Now 13 pounds of force must be respected when backed by many hundreds of foot-pounds of stored energy, waiting to be released. Holding this torque is equivalent to stalling a 3 horsepower DC motor. But holding and turning these handles does not require extraordinary human strength. Note that this maximum tangential force depends only on the weight of the door, and the radius of the drums, and is divided by the number of springs (some designs have only one longer spring, as mine did originally, instead of two shorter ones). Higher or lower lift distances imply more or less turns to wind the spring (and thus a different spring geometry), but not more force on each turn.
First and foremost, a garage door, by design, contains springs designed to balance your door and make it easier to lift. Those springs are under incredible amounts of tension.

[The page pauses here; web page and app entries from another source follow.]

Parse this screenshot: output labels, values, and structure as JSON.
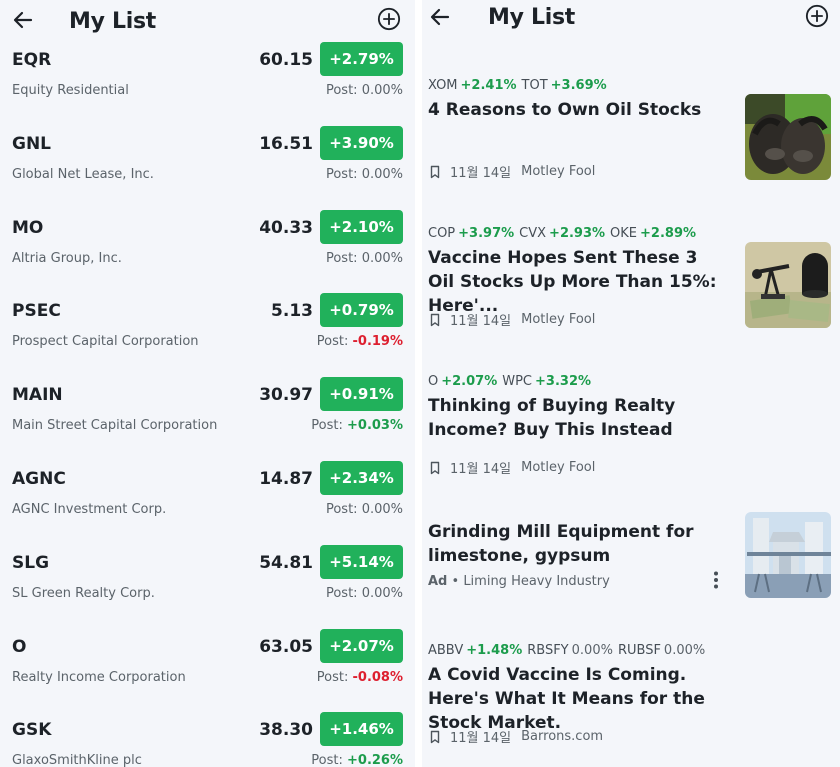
{
  "left": {
    "title": "My List",
    "stocks": [
      {
        "symbol": "EQR",
        "price": "60.15",
        "change": "+2.79%",
        "name": "Equity Residential",
        "post_label": "Post:",
        "post_value": "0.00%",
        "post_dir": "neutral"
      },
      {
        "symbol": "GNL",
        "price": "16.51",
        "change": "+3.90%",
        "name": "Global Net Lease, Inc.",
        "post_label": "Post:",
        "post_value": "0.00%",
        "post_dir": "neutral"
      },
      {
        "symbol": "MO",
        "price": "40.33",
        "change": "+2.10%",
        "name": "Altria Group, Inc.",
        "post_label": "Post:",
        "post_value": "0.00%",
        "post_dir": "neutral"
      },
      {
        "symbol": "PSEC",
        "price": "5.13",
        "change": "+0.79%",
        "name": "Prospect Capital Corporation",
        "post_label": "Post:",
        "post_value": "-0.19%",
        "post_dir": "neg"
      },
      {
        "symbol": "MAIN",
        "price": "30.97",
        "change": "+0.91%",
        "name": "Main Street Capital Corporation",
        "post_label": "Post:",
        "post_value": "+0.03%",
        "post_dir": "pos"
      },
      {
        "symbol": "AGNC",
        "price": "14.87",
        "change": "+2.34%",
        "name": "AGNC Investment Corp.",
        "post_label": "Post:",
        "post_value": "0.00%",
        "post_dir": "neutral"
      },
      {
        "symbol": "SLG",
        "price": "54.81",
        "change": "+5.14%",
        "name": "SL Green Realty Corp.",
        "post_label": "Post:",
        "post_value": "0.00%",
        "post_dir": "neutral"
      },
      {
        "symbol": "O",
        "price": "63.05",
        "change": "+2.07%",
        "name": "Realty Income Corporation",
        "post_label": "Post:",
        "post_value": "-0.08%",
        "post_dir": "neg"
      },
      {
        "symbol": "GSK",
        "price": "38.30",
        "change": "+1.46%",
        "name": "GlaxoSmithKline plc",
        "post_label": "Post:",
        "post_value": "+0.26%",
        "post_dir": "pos"
      }
    ]
  },
  "right": {
    "title": "My List",
    "news": [
      {
        "tickers": [
          {
            "sym": "XOM",
            "chg": "+2.41%",
            "dir": "pos"
          },
          {
            "sym": "TOT",
            "chg": "+3.69%",
            "dir": "pos"
          }
        ],
        "headline": "4 Reasons to Own Oil Stocks",
        "date": "11월 14일",
        "source": "Motley Fool",
        "thumb_icon": "oily-hands-photo"
      },
      {
        "tickers": [
          {
            "sym": "COP",
            "chg": "+3.97%",
            "dir": "pos"
          },
          {
            "sym": "CVX",
            "chg": "+2.93%",
            "dir": "pos"
          },
          {
            "sym": "OKE",
            "chg": "+2.89%",
            "dir": "pos"
          }
        ],
        "headline": "Vaccine Hopes Sent These 3 Oil Stocks Up More Than 15%: Here'...",
        "date": "11월 14일",
        "source": "Motley Fool",
        "thumb_icon": "oil-pump-money-photo"
      },
      {
        "tickers": [
          {
            "sym": "O",
            "chg": "+2.07%",
            "dir": "pos"
          },
          {
            "sym": "WPC",
            "chg": "+3.32%",
            "dir": "pos"
          }
        ],
        "headline": "Thinking of Buying Realty Income? Buy This Instead",
        "date": "11월 14일",
        "source": "Motley Fool"
      },
      {
        "ad": true,
        "headline": "Grinding Mill Equipment for limestone, gypsum",
        "ad_label": "Ad",
        "separator": "•",
        "source": "Liming Heavy Industry",
        "thumb_icon": "grinding-mill-photo"
      },
      {
        "tickers": [
          {
            "sym": "ABBV",
            "chg": "+1.48%",
            "dir": "pos"
          },
          {
            "sym": "RBSFY",
            "chg": "0.00%",
            "dir": "flat"
          },
          {
            "sym": "RUBSF",
            "chg": "0.00%",
            "dir": "flat"
          }
        ],
        "headline": "A Covid Vaccine Is Coming. Here's What It Means for the Stock Market.",
        "date": "11월 14일",
        "source": "Barrons.com"
      }
    ]
  },
  "colors": {
    "badge_green": "#21b15b",
    "positive": "#1c9c4c",
    "negative": "#dd1f2f",
    "background": "#f4f6fa"
  }
}
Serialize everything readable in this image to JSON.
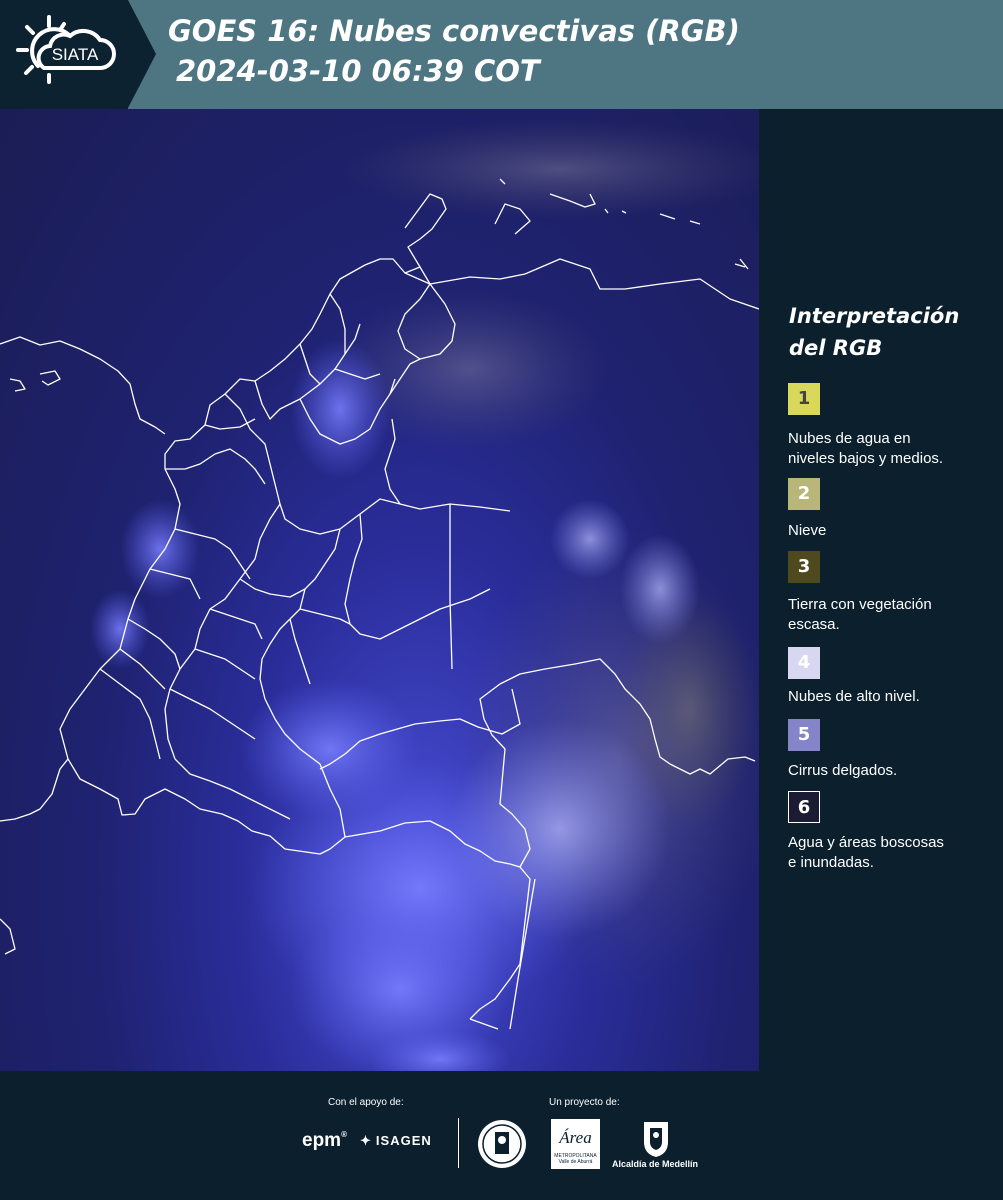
{
  "header": {
    "logo_text": "SIATA",
    "title_line1": "GOES 16: Nubes convectivas (RGB)",
    "title_line2": "2024-03-10 06:39 COT"
  },
  "legend": {
    "title_line1": "Interpretación",
    "title_line2": "del RGB",
    "items": [
      {
        "number": "1",
        "label_line1": "Nubes de agua en",
        "label_line2": "niveles bajos y medios.",
        "color": "#d9d85a",
        "text_color": "#444444"
      },
      {
        "number": "2",
        "label_line1": "Nieve",
        "label_line2": "",
        "color": "#b9b67a",
        "text_color": "#ffffff"
      },
      {
        "number": "3",
        "label_line1": "Tierra con vegetación",
        "label_line2": "escasa.",
        "color": "#4f4a1d",
        "text_color": "#ffffff"
      },
      {
        "number": "4",
        "label_line1": "Nubes de alto nivel.",
        "label_line2": "",
        "color": "#d7d7f2",
        "text_color": "#ffffff"
      },
      {
        "number": "5",
        "label_line1": "Cirrus delgados.",
        "label_line2": "",
        "color": "#8584c9",
        "text_color": "#ffffff"
      },
      {
        "number": "6",
        "label_line1": "Agua y áreas boscosas",
        "label_line2": "e inundadas.",
        "color": "#1b1c33",
        "text_color": "#ffffff"
      }
    ]
  },
  "footer": {
    "support_label": "Con el apoyo de:",
    "project_label": "Un proyecto de:",
    "epm": "epm",
    "isagen": "ISAGEN",
    "area_title": "Área",
    "area_sub1": "METROPOLITANA",
    "area_sub2": "Valle de Aburrá",
    "alcaldia": "Alcaldía de Medellín"
  },
  "colors": {
    "header_bg": "#4e7582",
    "logo_bg": "#0d2230",
    "page_bg": "#0b1f2c",
    "map_base": "#1f2270",
    "cloud_high": "#5a5ff0",
    "border_lines": "#ffffff"
  }
}
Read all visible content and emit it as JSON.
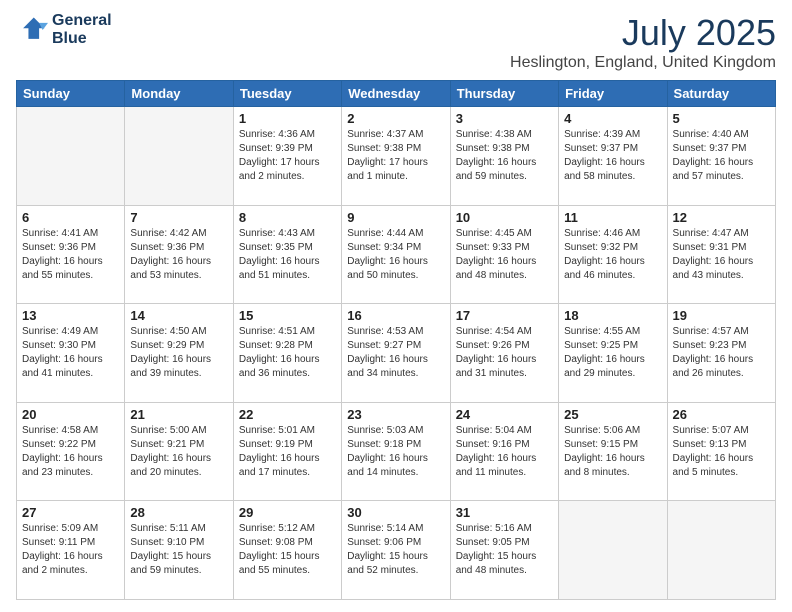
{
  "header": {
    "logo_line1": "General",
    "logo_line2": "Blue",
    "title": "July 2025",
    "subtitle": "Heslington, England, United Kingdom"
  },
  "weekdays": [
    "Sunday",
    "Monday",
    "Tuesday",
    "Wednesday",
    "Thursday",
    "Friday",
    "Saturday"
  ],
  "weeks": [
    [
      {
        "day": "",
        "sunrise": "",
        "sunset": "",
        "daylight": ""
      },
      {
        "day": "",
        "sunrise": "",
        "sunset": "",
        "daylight": ""
      },
      {
        "day": "1",
        "sunrise": "Sunrise: 4:36 AM",
        "sunset": "Sunset: 9:39 PM",
        "daylight": "Daylight: 17 hours and 2 minutes."
      },
      {
        "day": "2",
        "sunrise": "Sunrise: 4:37 AM",
        "sunset": "Sunset: 9:38 PM",
        "daylight": "Daylight: 17 hours and 1 minute."
      },
      {
        "day": "3",
        "sunrise": "Sunrise: 4:38 AM",
        "sunset": "Sunset: 9:38 PM",
        "daylight": "Daylight: 16 hours and 59 minutes."
      },
      {
        "day": "4",
        "sunrise": "Sunrise: 4:39 AM",
        "sunset": "Sunset: 9:37 PM",
        "daylight": "Daylight: 16 hours and 58 minutes."
      },
      {
        "day": "5",
        "sunrise": "Sunrise: 4:40 AM",
        "sunset": "Sunset: 9:37 PM",
        "daylight": "Daylight: 16 hours and 57 minutes."
      }
    ],
    [
      {
        "day": "6",
        "sunrise": "Sunrise: 4:41 AM",
        "sunset": "Sunset: 9:36 PM",
        "daylight": "Daylight: 16 hours and 55 minutes."
      },
      {
        "day": "7",
        "sunrise": "Sunrise: 4:42 AM",
        "sunset": "Sunset: 9:36 PM",
        "daylight": "Daylight: 16 hours and 53 minutes."
      },
      {
        "day": "8",
        "sunrise": "Sunrise: 4:43 AM",
        "sunset": "Sunset: 9:35 PM",
        "daylight": "Daylight: 16 hours and 51 minutes."
      },
      {
        "day": "9",
        "sunrise": "Sunrise: 4:44 AM",
        "sunset": "Sunset: 9:34 PM",
        "daylight": "Daylight: 16 hours and 50 minutes."
      },
      {
        "day": "10",
        "sunrise": "Sunrise: 4:45 AM",
        "sunset": "Sunset: 9:33 PM",
        "daylight": "Daylight: 16 hours and 48 minutes."
      },
      {
        "day": "11",
        "sunrise": "Sunrise: 4:46 AM",
        "sunset": "Sunset: 9:32 PM",
        "daylight": "Daylight: 16 hours and 46 minutes."
      },
      {
        "day": "12",
        "sunrise": "Sunrise: 4:47 AM",
        "sunset": "Sunset: 9:31 PM",
        "daylight": "Daylight: 16 hours and 43 minutes."
      }
    ],
    [
      {
        "day": "13",
        "sunrise": "Sunrise: 4:49 AM",
        "sunset": "Sunset: 9:30 PM",
        "daylight": "Daylight: 16 hours and 41 minutes."
      },
      {
        "day": "14",
        "sunrise": "Sunrise: 4:50 AM",
        "sunset": "Sunset: 9:29 PM",
        "daylight": "Daylight: 16 hours and 39 minutes."
      },
      {
        "day": "15",
        "sunrise": "Sunrise: 4:51 AM",
        "sunset": "Sunset: 9:28 PM",
        "daylight": "Daylight: 16 hours and 36 minutes."
      },
      {
        "day": "16",
        "sunrise": "Sunrise: 4:53 AM",
        "sunset": "Sunset: 9:27 PM",
        "daylight": "Daylight: 16 hours and 34 minutes."
      },
      {
        "day": "17",
        "sunrise": "Sunrise: 4:54 AM",
        "sunset": "Sunset: 9:26 PM",
        "daylight": "Daylight: 16 hours and 31 minutes."
      },
      {
        "day": "18",
        "sunrise": "Sunrise: 4:55 AM",
        "sunset": "Sunset: 9:25 PM",
        "daylight": "Daylight: 16 hours and 29 minutes."
      },
      {
        "day": "19",
        "sunrise": "Sunrise: 4:57 AM",
        "sunset": "Sunset: 9:23 PM",
        "daylight": "Daylight: 16 hours and 26 minutes."
      }
    ],
    [
      {
        "day": "20",
        "sunrise": "Sunrise: 4:58 AM",
        "sunset": "Sunset: 9:22 PM",
        "daylight": "Daylight: 16 hours and 23 minutes."
      },
      {
        "day": "21",
        "sunrise": "Sunrise: 5:00 AM",
        "sunset": "Sunset: 9:21 PM",
        "daylight": "Daylight: 16 hours and 20 minutes."
      },
      {
        "day": "22",
        "sunrise": "Sunrise: 5:01 AM",
        "sunset": "Sunset: 9:19 PM",
        "daylight": "Daylight: 16 hours and 17 minutes."
      },
      {
        "day": "23",
        "sunrise": "Sunrise: 5:03 AM",
        "sunset": "Sunset: 9:18 PM",
        "daylight": "Daylight: 16 hours and 14 minutes."
      },
      {
        "day": "24",
        "sunrise": "Sunrise: 5:04 AM",
        "sunset": "Sunset: 9:16 PM",
        "daylight": "Daylight: 16 hours and 11 minutes."
      },
      {
        "day": "25",
        "sunrise": "Sunrise: 5:06 AM",
        "sunset": "Sunset: 9:15 PM",
        "daylight": "Daylight: 16 hours and 8 minutes."
      },
      {
        "day": "26",
        "sunrise": "Sunrise: 5:07 AM",
        "sunset": "Sunset: 9:13 PM",
        "daylight": "Daylight: 16 hours and 5 minutes."
      }
    ],
    [
      {
        "day": "27",
        "sunrise": "Sunrise: 5:09 AM",
        "sunset": "Sunset: 9:11 PM",
        "daylight": "Daylight: 16 hours and 2 minutes."
      },
      {
        "day": "28",
        "sunrise": "Sunrise: 5:11 AM",
        "sunset": "Sunset: 9:10 PM",
        "daylight": "Daylight: 15 hours and 59 minutes."
      },
      {
        "day": "29",
        "sunrise": "Sunrise: 5:12 AM",
        "sunset": "Sunset: 9:08 PM",
        "daylight": "Daylight: 15 hours and 55 minutes."
      },
      {
        "day": "30",
        "sunrise": "Sunrise: 5:14 AM",
        "sunset": "Sunset: 9:06 PM",
        "daylight": "Daylight: 15 hours and 52 minutes."
      },
      {
        "day": "31",
        "sunrise": "Sunrise: 5:16 AM",
        "sunset": "Sunset: 9:05 PM",
        "daylight": "Daylight: 15 hours and 48 minutes."
      },
      {
        "day": "",
        "sunrise": "",
        "sunset": "",
        "daylight": ""
      },
      {
        "day": "",
        "sunrise": "",
        "sunset": "",
        "daylight": ""
      }
    ]
  ]
}
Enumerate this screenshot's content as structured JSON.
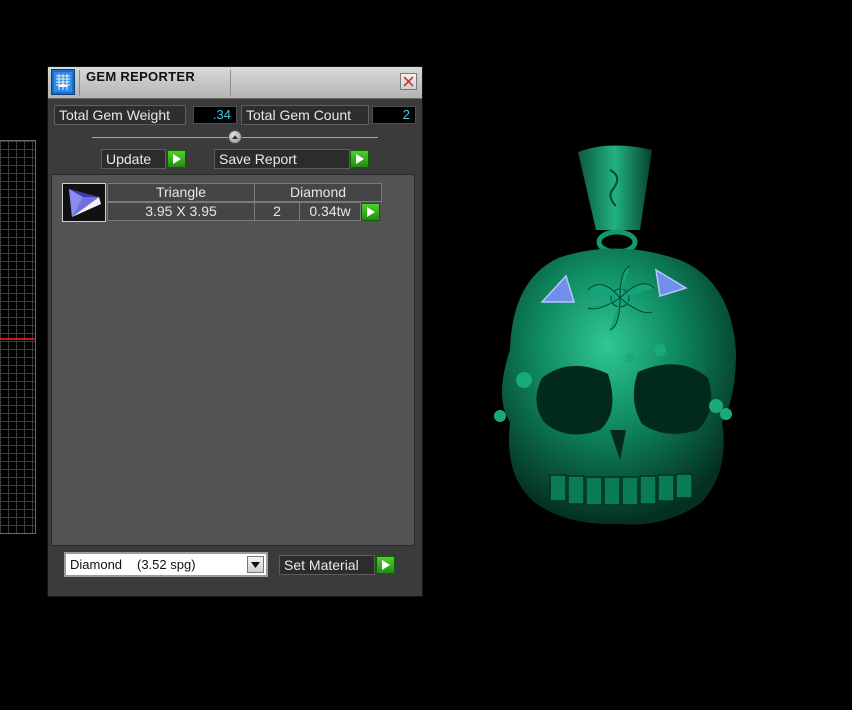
{
  "window": {
    "title": "GEM REPORTER",
    "close_icon": "close-icon"
  },
  "summary": {
    "weight_label": "Total Gem Weight",
    "weight_value": ".34",
    "count_label": "Total Gem Count",
    "count_value": "2"
  },
  "actions": {
    "update_label": "Update",
    "save_report_label": "Save Report"
  },
  "gem_list": [
    {
      "shape": "Triangle",
      "material": "Diamond",
      "size": "3.95 X 3.95",
      "count": "2",
      "weight": "0.34tw"
    }
  ],
  "material_selector": {
    "name": "Diamond",
    "spg": "(3.52 spg)",
    "set_label": "Set Material"
  },
  "colors": {
    "panel_bg": "#3b3b3b",
    "value_text": "#3fc8ea",
    "accent_green": "#2fb41a",
    "model_green": "#0f7a58",
    "gem_blue": "#6f8fe8",
    "axis_red": "#c81818"
  }
}
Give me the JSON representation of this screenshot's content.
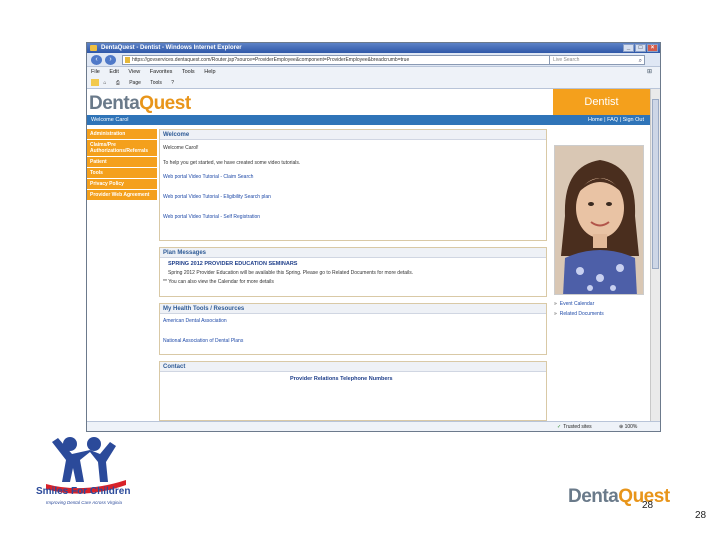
{
  "browser": {
    "title": "DentaQuest - Dentist - Windows Internet Explorer",
    "url": "https://govservices.dentaquest.com/Router.jsp?source=ProviderEmployee&component=ProviderEmployee&breadcrumb=true",
    "search_placeholder": "Live Search",
    "menu": [
      "File",
      "Edit",
      "View",
      "Favorites",
      "Tools",
      "Help"
    ],
    "commands": [
      "Page",
      "Tools"
    ],
    "status_trusted": "Trusted sites",
    "zoom": "100%"
  },
  "site": {
    "logo_a": "Denta",
    "logo_b": "Quest",
    "role_banner": "Dentist",
    "welcome_bar": "Welcome Carol",
    "account_links": "Home | FAQ | Sign Out"
  },
  "sidenav": [
    "Administration",
    "Claims/Pre Authorizations/Referrals",
    "Patient",
    "Tools",
    "Privacy Policy",
    "Provider Web Agreement"
  ],
  "welcome": {
    "header": "Welcome",
    "greeting": "Welcome Carol!",
    "intro": "To help you get started, we have created some video tutorials.",
    "links": [
      "Web portal Video Tutorial - Claim Search",
      "Web portal Video Tutorial - Eligibility Search plan",
      "Web portal Video Tutorial - Self Registration"
    ]
  },
  "plan_messages": {
    "header": "Plan Messages",
    "title": "SPRING 2012 PROVIDER EDUCATION SEMINARS",
    "body": "Spring 2012 Provider Education will be available this Spring. Please go to Related Documents for more details.",
    "note": "** You can also view the Calendar for more details"
  },
  "tools": {
    "header": "My Health Tools / Resources",
    "links": [
      "American Dental Association",
      "National Association of Dental Plans"
    ]
  },
  "contact": {
    "header": "Contact",
    "title": "Provider Relations Telephone Numbers"
  },
  "side_links": [
    "Event Calendar",
    "Related Documents"
  ],
  "slide": {
    "smiles_title": "Smiles For Children",
    "smiles_tagline": "Improving Dental Care Across Virginia",
    "footer_logo_a": "Denta",
    "footer_logo_b": "Quest",
    "page_number_1": "28",
    "page_number_2": "28"
  }
}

If a spring breaks or is improperly released, it can cause incredible and potentially fatal injuries. Keep in mind, when working on a garage door spring, it is likely that your face and head will be close to it, meaning that your most sensitive area will be in the direct path of the released spring.